                        Thank you, everyone, for all the good suggestions. I wouldn't permanently bypass the safety switches, I was just trying to get it started long enough to get it out of my neighbor's yard. Alas, nothing worked, and I had to resort to getting it winched up onto a tow truck. I didn't feel quite so dumb, though, since the repairman they sent out to get it couldn't start it either He tried the jump wire on the safety switches and even on the starter--got it to turn over a few times, but not start.

                        Certainly a learning experience for me. And again, thank you all for your help!


                        • #13
                          Had a fuel solenoid relay go bad on our JD, a learning experience for sure. Would crank, but not start. I now know far more about our tractor than I ever really intended. I won't even get into taking the 3 point apart...
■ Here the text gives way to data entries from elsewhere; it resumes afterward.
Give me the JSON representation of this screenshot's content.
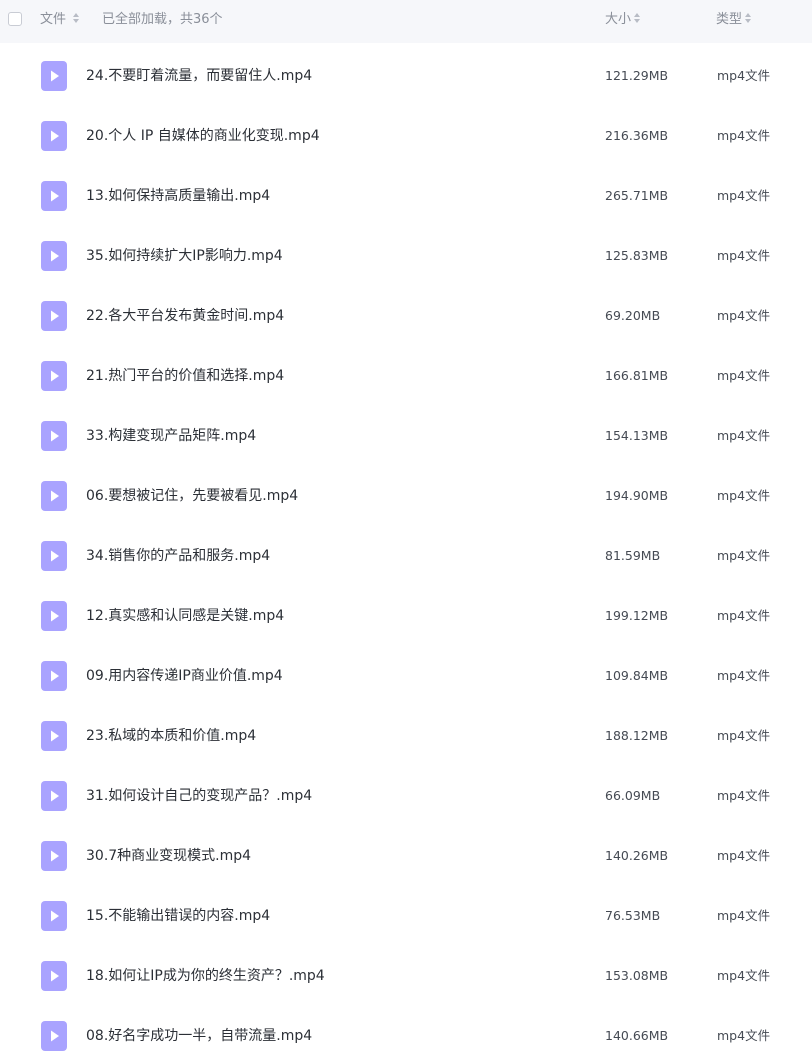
{
  "header": {
    "file_col": "文件",
    "loaded_status": "已全部加载，共36个",
    "size_col": "大小",
    "type_col": "类型"
  },
  "colors": {
    "file_icon": "#a9a3ff",
    "header_bg": "#f6f7fa"
  },
  "files": [
    {
      "name": "24.不要盯着流量，而要留住人.mp4",
      "size": "121.29MB",
      "type": "mp4文件"
    },
    {
      "name": "20.个人 IP 自媒体的商业化变现.mp4",
      "size": "216.36MB",
      "type": "mp4文件"
    },
    {
      "name": "13.如何保持高质量输出.mp4",
      "size": "265.71MB",
      "type": "mp4文件"
    },
    {
      "name": "35.如何持续扩大IP影响力.mp4",
      "size": "125.83MB",
      "type": "mp4文件"
    },
    {
      "name": "22.各大平台发布黄金时间.mp4",
      "size": "69.20MB",
      "type": "mp4文件"
    },
    {
      "name": "21.热门平台的价值和选择.mp4",
      "size": "166.81MB",
      "type": "mp4文件"
    },
    {
      "name": "33.构建变现产品矩阵.mp4",
      "size": "154.13MB",
      "type": "mp4文件"
    },
    {
      "name": "06.要想被记住，先要被看见.mp4",
      "size": "194.90MB",
      "type": "mp4文件"
    },
    {
      "name": "34.销售你的产品和服务.mp4",
      "size": "81.59MB",
      "type": "mp4文件"
    },
    {
      "name": "12.真实感和认同感是关键.mp4",
      "size": "199.12MB",
      "type": "mp4文件"
    },
    {
      "name": "09.用内容传递IP商业价值.mp4",
      "size": "109.84MB",
      "type": "mp4文件"
    },
    {
      "name": "23.私域的本质和价值.mp4",
      "size": "188.12MB",
      "type": "mp4文件"
    },
    {
      "name": "31.如何设计自己的变现产品？.mp4",
      "size": "66.09MB",
      "type": "mp4文件"
    },
    {
      "name": "30.7种商业变现模式.mp4",
      "size": "140.26MB",
      "type": "mp4文件"
    },
    {
      "name": "15.不能输出错误的内容.mp4",
      "size": "76.53MB",
      "type": "mp4文件"
    },
    {
      "name": "18.如何让IP成为你的终生资产？.mp4",
      "size": "153.08MB",
      "type": "mp4文件"
    },
    {
      "name": "08.好名字成功一半，自带流量.mp4",
      "size": "140.66MB",
      "type": "mp4文件"
    }
  ]
}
                          • #14
                            This wouldn't work on my Cub. They are female ends with plastic covers. Simple to pull off insert a small finish nail to connect the 2 wires. I have never worked on Kubotas. I only buy what I would like to think are American brands. Hard to tell these days.


                            • #15
                              Let us know what the problem was. In case I ever get a Kubota.


                              • Original Poster

                                I sure will! It may take a week though, the shop is backlogged.


                                • #17
                                  Yes, please keep us informed! I have the same tractor and I want to know if there's a potential problem lurking. It sucks to have it happen but at least the service guy couldn't start it either. I always feel a little vindicated when none of the simple fixes they suggest to "the little lady" doesn't work out for them either.